The ground floor of the textile designer Jack Lenor Larsen's house opens up to a three-story atrium and hosts a few pieces from his wide-ranging collections, like a rope sculpture by Mariyo Yagi. He had this Long Island estate designed by Charles Forberg, whom Larsen calls “an architect’s architect.” One of the most notable features of the house—inspired in equal parts by Japanese Shinto shrines and Larsen’s old New York City loft—is the 65-foot-long glass ceiling embedded along the spine of the peaked roof.
In the renovation of a 1950s building in Royan, France, interior designer Florence Deau selected a fleet of vintage and new furnishings.
The internationally acclaimed designer Jaime Hayon takes us on a personal tour of his newly renovated home in Valencia, Spain, offering decorating tips along the way. The couple snapped up a 2,600-square-foot late-18th-century flat, which they’ve since filled with vintage finds and Hayon’s own designs and prototypes.
Shuttling between her Paris apartment and her German workshop, Gesa Hansen strikes a balance while continuing a family design tradition. Aa Two Spheres ceiling lamp from Atelier Areti hangs above the Hansen’s dining table, which includes an inset—one side is wood, the other stone.
Designer Omer Arbel develops his latest works inside an eclectic Vancouver home filled with a teeming assortment of pets and prototypes. Arbel says of this space: "Across the room is the first 25 bench I ever made; it was salvaged from a now-closed restaurant I codesigned, called Ping’s Cafe, where Aileen and I met. Hanging over the bench is our first Bocci 14 light fixture. I feel like it would be bad luck not to have it in the house. Other pieces in the kitchen—like the wooden island Aileen found in an alleyway and the yellow ceramics by Knabstrup, a Danish company active in the 1960s—we’ve collected along the way.”
Thanks to designers Nina Tolstrup and Jack Mama, an aging workshop in London’s once-gritty Bethnal Green was reborn as a colorful, custom-built guesthouse.
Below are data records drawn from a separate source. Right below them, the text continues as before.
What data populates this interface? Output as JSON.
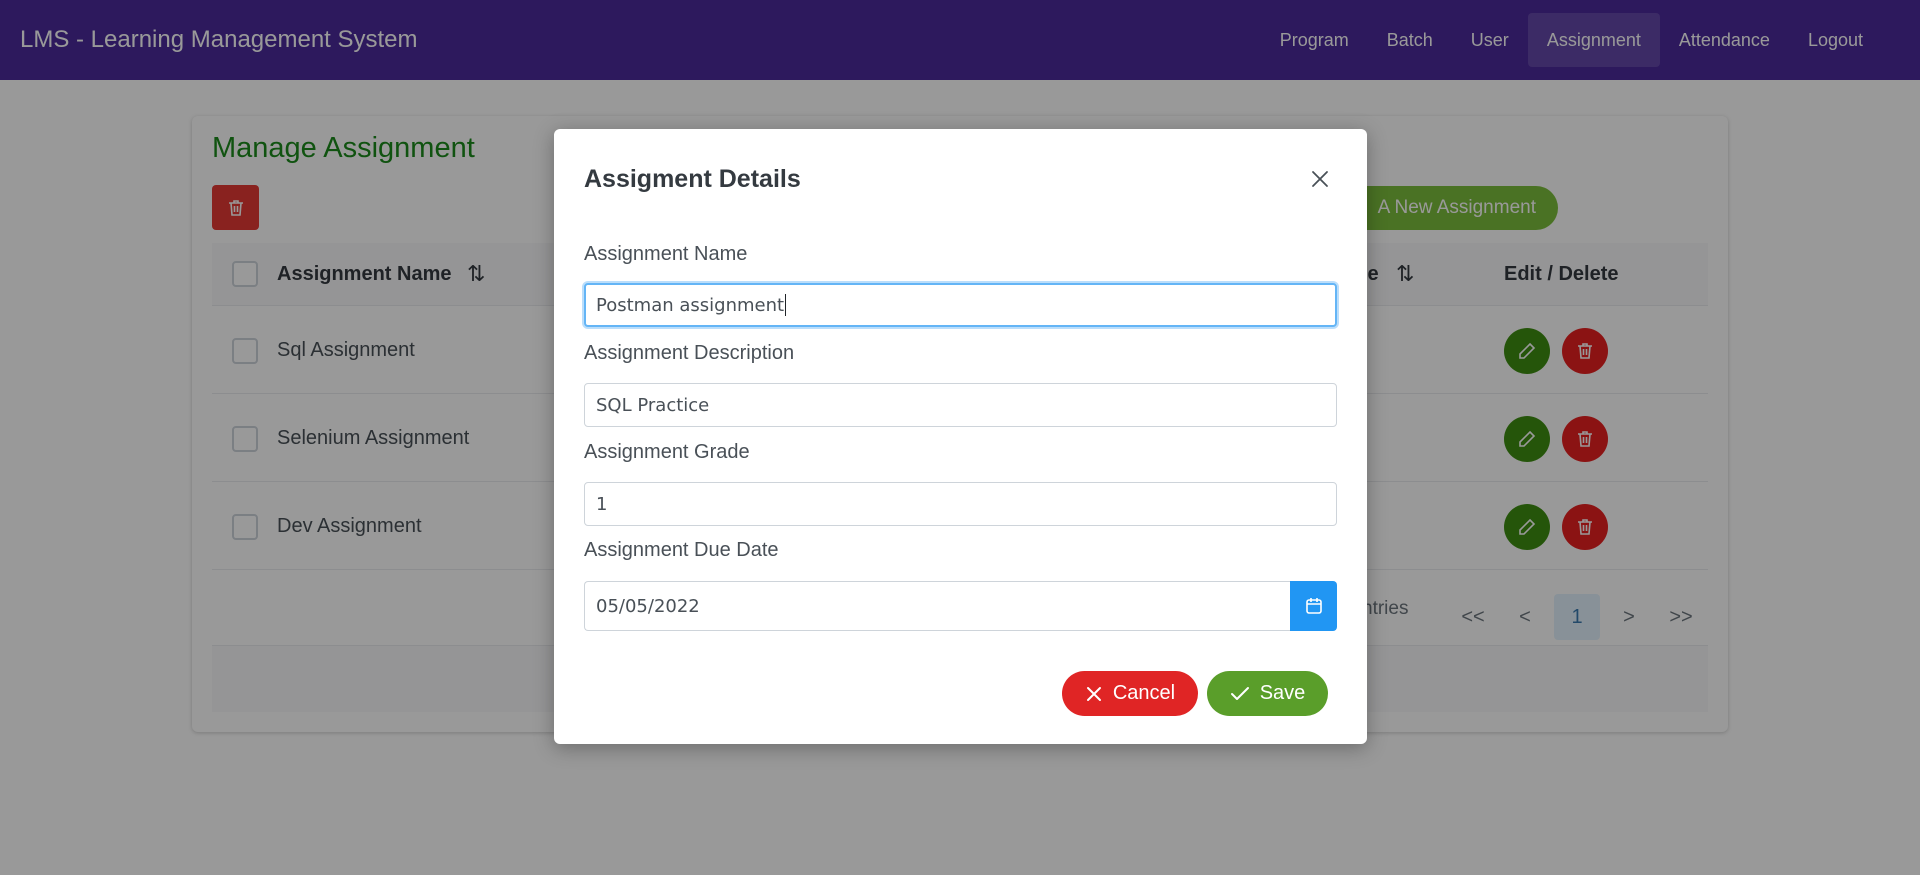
{
  "app": {
    "title": "LMS - Learning Management System",
    "colors": {
      "navbar": "#4c2a9c",
      "primary": "#2196f3",
      "success": "#5a9e2a",
      "danger": "#e02525"
    }
  },
  "nav": {
    "items": [
      {
        "label": "Program"
      },
      {
        "label": "Batch"
      },
      {
        "label": "User"
      },
      {
        "label": "Assignment",
        "active": true
      },
      {
        "label": "Attendance"
      },
      {
        "label": "Logout"
      }
    ]
  },
  "page": {
    "title": "Manage Assignment",
    "add_label": "A New Assignment",
    "table": {
      "headers": {
        "name": "Assignment Name",
        "grade_fragment": "le",
        "edit": "Edit / Delete"
      },
      "rows": [
        {
          "name": "Sql Assignment"
        },
        {
          "name": "Selenium Assignment"
        },
        {
          "name": "Dev Assignment"
        }
      ]
    },
    "paginator": {
      "entries_fragment": "ntries",
      "first": "<<",
      "prev": "<",
      "current": "1",
      "next": ">",
      "last": ">>"
    }
  },
  "dialog": {
    "title": "Assigment Details",
    "fields": {
      "name": {
        "label": "Assignment Name",
        "value": "Postman assignment"
      },
      "description": {
        "label": "Assignment Description",
        "value": "SQL Practice"
      },
      "grade": {
        "label": "Assignment Grade",
        "value": "1"
      },
      "due_date": {
        "label": "Assignment Due Date",
        "value": "05/05/2022"
      }
    },
    "cancel_label": "Cancel",
    "save_label": "Save"
  }
}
Products from Tolstrup’s company, Studiomama, such as the 1 x 1 floor lamp and Castaway animals for art company Phillips de Pury outfit the living room.